[FOUNTAIN]Living With the (Former) EnemyLast year, the jury of the Karlovy Vary International Film Festival in the Czech Republic gave Lee Chang-dong's "Peppermint Candy" ("Bakha Satang") a special jury prize.
Karlovy Vary － or in German, Karlsbad － means "Karl's Hot Spring." Karlsbad is also mentioned in "Italienische Reise," a great book by Johann Wolfgang von Goethe. This record of Goethe's travels around Italy begins as he departed from Karlsbad at 3 a.m. on Sep. 3, 1786.
Cinematheque Seoul hosted a retrospective of French movie director Alain Resnais at the end of May. In the event, "Last Year at Marienbad," a rather cryptic piece by the director, was screened. Marienbad is the French way of reading Marianske Lazne, a town in the Czech Republic.
The two towns, Karlsbad and Marianske Lazne, are located in the northeast of the Czech Republic. For hundreds of years, Germans lived in the region. Germans call the area Sudetenland. In 1938, Nazi Germany, hungry for more land, concluded the Munich Agreement with Britain and France, and Germany annexed Sudetenland based on this agreement. Hitler colonized other parts of the Czech Republic and began a cruel reign over the region in which many innocent people were massacred. After the end of World War II, 3 million Germans then living in the region were driven back to Germany, and during this process hundreds of thousands of Germans lost their lives. All the Czech names of cities and streets were restored.
The Czech government today requires junior high school students to study either German or English for six years. Despite unhappy relations in the past, German is an important foreign language in the Czech Republic because of Germany's geographic, cultural and economic proximity.
Karlovy Vary and Marianske Lazne, which developed around their hot springs, are flooded with German tourists because of low prices and easy communications; trains provide information in German. It reflects the Czechs' open-mindedness that they consider the Nazis of the past and the Germans of the present two separate groups. And in fact, Korea has managed to coexist similarly with Japan since World War II.

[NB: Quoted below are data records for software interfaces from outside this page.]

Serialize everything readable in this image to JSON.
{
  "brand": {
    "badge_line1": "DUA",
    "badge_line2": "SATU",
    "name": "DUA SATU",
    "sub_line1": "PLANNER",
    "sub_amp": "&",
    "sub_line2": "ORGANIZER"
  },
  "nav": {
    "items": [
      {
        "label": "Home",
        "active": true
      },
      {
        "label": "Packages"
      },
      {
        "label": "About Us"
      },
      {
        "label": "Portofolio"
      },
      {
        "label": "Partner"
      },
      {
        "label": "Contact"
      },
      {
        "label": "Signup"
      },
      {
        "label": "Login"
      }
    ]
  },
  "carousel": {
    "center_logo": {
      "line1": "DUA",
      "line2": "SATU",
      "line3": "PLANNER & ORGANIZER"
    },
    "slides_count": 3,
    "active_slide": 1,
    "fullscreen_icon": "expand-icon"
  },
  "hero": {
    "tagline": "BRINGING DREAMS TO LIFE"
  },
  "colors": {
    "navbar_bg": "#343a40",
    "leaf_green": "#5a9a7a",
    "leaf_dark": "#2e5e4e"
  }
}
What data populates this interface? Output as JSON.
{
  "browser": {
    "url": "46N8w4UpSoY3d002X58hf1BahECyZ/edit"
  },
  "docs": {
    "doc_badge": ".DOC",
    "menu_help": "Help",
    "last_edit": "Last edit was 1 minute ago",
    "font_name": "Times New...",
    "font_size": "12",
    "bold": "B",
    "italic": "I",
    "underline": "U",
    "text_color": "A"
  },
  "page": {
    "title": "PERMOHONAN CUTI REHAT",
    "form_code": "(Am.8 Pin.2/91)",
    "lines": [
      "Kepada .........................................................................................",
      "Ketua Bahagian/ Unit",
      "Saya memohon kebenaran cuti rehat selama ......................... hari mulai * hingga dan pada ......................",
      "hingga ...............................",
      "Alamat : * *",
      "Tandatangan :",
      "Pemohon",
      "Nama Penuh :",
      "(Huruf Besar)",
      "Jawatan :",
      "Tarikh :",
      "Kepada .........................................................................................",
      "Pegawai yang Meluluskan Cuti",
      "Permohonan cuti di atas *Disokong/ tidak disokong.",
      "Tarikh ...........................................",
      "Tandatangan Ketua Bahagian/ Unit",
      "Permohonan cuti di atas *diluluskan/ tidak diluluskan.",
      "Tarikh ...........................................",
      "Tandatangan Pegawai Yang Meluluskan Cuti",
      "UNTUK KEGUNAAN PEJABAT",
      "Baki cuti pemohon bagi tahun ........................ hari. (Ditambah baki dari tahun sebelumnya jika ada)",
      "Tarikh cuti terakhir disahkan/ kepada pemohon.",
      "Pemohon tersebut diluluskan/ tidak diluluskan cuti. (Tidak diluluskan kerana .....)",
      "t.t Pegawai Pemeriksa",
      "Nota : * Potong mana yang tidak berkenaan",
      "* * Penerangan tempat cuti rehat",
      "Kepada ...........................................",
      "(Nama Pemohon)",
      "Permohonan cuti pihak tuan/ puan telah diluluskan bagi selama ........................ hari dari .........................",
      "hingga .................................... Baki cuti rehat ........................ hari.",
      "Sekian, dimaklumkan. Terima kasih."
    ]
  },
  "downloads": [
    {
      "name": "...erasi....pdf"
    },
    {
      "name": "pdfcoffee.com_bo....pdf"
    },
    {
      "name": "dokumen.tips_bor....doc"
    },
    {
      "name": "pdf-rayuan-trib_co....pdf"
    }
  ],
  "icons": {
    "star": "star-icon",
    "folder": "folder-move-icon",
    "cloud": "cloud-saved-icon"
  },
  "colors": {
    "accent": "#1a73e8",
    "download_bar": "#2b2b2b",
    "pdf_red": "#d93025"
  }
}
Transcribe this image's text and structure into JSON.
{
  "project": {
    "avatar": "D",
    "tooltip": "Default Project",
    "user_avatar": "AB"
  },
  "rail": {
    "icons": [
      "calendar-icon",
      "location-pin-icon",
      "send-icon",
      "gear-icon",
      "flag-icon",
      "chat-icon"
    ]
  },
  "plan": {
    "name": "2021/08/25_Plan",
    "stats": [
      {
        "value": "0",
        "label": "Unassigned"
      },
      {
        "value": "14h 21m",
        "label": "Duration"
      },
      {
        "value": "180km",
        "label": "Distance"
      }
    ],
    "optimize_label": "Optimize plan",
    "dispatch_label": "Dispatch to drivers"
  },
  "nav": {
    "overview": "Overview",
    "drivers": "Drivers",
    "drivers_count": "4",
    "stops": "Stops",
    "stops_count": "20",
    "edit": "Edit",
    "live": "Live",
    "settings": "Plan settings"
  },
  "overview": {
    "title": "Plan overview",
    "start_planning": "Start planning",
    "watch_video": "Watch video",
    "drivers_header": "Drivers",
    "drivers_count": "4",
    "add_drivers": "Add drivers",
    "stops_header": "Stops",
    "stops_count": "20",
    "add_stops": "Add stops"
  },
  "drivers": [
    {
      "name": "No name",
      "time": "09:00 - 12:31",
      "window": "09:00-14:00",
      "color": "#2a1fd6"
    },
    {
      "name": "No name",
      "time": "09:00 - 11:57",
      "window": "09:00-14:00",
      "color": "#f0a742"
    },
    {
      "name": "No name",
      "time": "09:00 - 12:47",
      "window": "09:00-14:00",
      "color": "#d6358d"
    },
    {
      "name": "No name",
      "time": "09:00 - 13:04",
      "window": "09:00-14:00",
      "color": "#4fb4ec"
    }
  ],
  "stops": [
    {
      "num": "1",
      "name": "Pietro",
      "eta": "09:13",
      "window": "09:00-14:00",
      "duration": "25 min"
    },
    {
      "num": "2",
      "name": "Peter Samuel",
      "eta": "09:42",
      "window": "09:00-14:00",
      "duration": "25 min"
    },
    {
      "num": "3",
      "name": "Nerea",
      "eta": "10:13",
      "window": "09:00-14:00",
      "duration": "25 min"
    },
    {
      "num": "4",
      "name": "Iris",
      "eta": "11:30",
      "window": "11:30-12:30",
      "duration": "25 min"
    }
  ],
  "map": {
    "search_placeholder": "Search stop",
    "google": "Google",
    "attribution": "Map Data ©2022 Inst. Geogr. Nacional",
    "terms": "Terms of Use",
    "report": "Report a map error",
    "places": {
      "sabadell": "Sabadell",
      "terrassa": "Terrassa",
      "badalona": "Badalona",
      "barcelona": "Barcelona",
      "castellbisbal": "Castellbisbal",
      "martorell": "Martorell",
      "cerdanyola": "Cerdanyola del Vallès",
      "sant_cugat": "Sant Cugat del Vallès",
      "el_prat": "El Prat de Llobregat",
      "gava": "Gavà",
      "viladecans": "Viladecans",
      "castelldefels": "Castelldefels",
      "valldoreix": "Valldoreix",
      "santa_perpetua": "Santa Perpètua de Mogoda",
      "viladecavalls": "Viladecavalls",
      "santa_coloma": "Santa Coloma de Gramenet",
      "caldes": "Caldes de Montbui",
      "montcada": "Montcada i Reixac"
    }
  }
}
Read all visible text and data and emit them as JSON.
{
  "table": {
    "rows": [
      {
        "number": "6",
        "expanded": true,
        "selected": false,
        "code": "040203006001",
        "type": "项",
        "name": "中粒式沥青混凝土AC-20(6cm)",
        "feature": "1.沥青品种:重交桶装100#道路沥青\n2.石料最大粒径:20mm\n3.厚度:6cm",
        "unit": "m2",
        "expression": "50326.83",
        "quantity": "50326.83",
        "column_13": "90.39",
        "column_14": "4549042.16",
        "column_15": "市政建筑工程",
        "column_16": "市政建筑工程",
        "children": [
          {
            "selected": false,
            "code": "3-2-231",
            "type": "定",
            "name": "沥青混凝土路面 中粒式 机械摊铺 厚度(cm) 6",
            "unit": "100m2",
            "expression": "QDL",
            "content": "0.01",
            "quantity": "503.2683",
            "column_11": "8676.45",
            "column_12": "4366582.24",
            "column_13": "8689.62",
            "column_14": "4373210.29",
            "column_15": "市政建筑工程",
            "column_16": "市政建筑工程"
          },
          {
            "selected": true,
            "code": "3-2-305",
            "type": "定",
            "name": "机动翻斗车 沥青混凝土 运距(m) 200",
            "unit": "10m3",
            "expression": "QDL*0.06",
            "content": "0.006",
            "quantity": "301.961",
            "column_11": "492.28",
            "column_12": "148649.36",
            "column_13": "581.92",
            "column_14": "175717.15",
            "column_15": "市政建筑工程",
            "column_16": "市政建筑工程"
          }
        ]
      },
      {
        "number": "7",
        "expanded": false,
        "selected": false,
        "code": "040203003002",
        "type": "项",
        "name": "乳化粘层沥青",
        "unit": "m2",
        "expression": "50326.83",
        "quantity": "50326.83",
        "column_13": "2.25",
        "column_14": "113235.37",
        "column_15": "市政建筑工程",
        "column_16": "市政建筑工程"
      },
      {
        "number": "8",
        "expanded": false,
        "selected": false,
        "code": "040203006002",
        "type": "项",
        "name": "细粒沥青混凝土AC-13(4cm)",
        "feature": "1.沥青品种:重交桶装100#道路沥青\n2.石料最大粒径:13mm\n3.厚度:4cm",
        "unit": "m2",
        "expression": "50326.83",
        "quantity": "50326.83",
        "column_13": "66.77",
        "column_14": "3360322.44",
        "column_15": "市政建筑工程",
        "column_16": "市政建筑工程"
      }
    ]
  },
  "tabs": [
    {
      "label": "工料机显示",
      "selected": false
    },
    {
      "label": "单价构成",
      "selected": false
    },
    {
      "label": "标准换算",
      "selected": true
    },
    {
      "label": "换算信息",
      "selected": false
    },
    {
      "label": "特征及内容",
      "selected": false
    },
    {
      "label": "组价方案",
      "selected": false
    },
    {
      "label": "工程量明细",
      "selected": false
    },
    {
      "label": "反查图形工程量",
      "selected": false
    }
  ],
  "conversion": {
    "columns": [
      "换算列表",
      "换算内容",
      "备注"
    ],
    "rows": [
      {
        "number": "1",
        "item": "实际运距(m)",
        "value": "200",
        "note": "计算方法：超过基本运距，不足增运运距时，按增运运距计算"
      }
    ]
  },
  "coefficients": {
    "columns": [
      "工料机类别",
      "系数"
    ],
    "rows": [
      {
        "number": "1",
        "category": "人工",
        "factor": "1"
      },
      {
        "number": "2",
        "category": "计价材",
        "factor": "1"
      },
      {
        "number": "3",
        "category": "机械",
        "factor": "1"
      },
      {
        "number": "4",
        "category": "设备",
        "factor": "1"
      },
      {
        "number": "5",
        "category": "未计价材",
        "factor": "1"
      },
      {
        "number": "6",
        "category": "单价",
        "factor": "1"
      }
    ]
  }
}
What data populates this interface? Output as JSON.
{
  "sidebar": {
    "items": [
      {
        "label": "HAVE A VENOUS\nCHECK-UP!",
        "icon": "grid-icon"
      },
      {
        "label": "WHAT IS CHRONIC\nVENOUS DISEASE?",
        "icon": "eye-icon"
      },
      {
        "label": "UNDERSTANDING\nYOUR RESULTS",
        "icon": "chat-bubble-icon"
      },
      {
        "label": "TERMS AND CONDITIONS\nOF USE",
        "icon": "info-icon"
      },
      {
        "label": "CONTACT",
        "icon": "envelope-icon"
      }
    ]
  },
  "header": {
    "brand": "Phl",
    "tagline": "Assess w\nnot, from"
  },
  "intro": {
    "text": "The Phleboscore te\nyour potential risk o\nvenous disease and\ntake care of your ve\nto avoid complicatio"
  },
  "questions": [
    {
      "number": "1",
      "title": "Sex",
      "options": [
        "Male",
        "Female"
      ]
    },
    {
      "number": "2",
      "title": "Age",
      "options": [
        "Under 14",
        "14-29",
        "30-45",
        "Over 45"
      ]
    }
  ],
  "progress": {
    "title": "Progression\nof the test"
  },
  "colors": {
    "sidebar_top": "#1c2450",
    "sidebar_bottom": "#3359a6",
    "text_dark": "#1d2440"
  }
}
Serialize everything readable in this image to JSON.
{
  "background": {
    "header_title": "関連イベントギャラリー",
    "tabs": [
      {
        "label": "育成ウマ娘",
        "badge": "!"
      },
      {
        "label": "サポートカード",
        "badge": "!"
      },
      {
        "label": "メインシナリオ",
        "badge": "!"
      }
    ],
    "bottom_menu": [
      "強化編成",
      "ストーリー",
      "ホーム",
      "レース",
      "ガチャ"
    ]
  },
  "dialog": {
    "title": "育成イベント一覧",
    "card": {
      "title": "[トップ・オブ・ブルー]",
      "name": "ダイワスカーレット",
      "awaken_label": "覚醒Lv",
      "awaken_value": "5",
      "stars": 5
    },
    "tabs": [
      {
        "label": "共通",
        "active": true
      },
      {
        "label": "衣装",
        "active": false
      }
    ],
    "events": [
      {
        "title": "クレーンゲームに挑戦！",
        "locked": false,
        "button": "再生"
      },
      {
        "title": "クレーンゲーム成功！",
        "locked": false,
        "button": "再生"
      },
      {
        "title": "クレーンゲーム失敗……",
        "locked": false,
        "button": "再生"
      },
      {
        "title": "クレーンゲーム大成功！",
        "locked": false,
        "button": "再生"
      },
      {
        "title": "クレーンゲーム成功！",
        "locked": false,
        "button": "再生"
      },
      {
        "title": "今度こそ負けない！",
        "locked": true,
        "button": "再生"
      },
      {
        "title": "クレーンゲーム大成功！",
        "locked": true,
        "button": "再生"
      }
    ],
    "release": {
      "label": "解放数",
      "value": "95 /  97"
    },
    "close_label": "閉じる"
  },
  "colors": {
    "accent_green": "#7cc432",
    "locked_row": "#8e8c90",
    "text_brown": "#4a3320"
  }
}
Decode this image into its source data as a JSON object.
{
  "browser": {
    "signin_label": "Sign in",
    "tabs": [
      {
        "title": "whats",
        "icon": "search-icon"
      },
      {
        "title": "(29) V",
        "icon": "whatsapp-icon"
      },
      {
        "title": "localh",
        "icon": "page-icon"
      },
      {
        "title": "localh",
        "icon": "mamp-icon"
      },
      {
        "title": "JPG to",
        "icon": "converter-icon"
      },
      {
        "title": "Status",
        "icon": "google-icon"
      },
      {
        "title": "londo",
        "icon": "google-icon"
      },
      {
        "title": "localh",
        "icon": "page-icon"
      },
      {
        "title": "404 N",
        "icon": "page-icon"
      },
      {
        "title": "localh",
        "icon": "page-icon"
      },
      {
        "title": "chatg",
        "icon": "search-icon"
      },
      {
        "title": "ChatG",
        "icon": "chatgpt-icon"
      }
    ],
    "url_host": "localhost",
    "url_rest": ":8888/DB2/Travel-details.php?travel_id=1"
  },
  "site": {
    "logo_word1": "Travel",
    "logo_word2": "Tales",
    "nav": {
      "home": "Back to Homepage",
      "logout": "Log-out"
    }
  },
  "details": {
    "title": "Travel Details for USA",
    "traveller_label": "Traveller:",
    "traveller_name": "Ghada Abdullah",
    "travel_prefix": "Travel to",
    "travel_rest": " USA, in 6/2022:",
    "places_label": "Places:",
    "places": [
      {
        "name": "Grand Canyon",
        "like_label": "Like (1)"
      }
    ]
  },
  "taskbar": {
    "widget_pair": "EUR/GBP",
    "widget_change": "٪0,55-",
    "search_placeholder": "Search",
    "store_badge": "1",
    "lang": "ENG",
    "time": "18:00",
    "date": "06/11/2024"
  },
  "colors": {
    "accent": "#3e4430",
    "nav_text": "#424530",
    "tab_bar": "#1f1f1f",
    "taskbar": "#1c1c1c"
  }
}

Recently, the Japanese government angered its neighbors by approving a textbook which distorts history. In return, the Korean National Railroad stopped providing information in Japanese language on trains. However, the suspension was only in place one day and we feel that it was an extremely petty measure.
To tackle these obstacles and better understand each other, we need more exchanges, not less.
The writer is deputy international news editor of the JoongAng Ilbo.
by Chae In-taek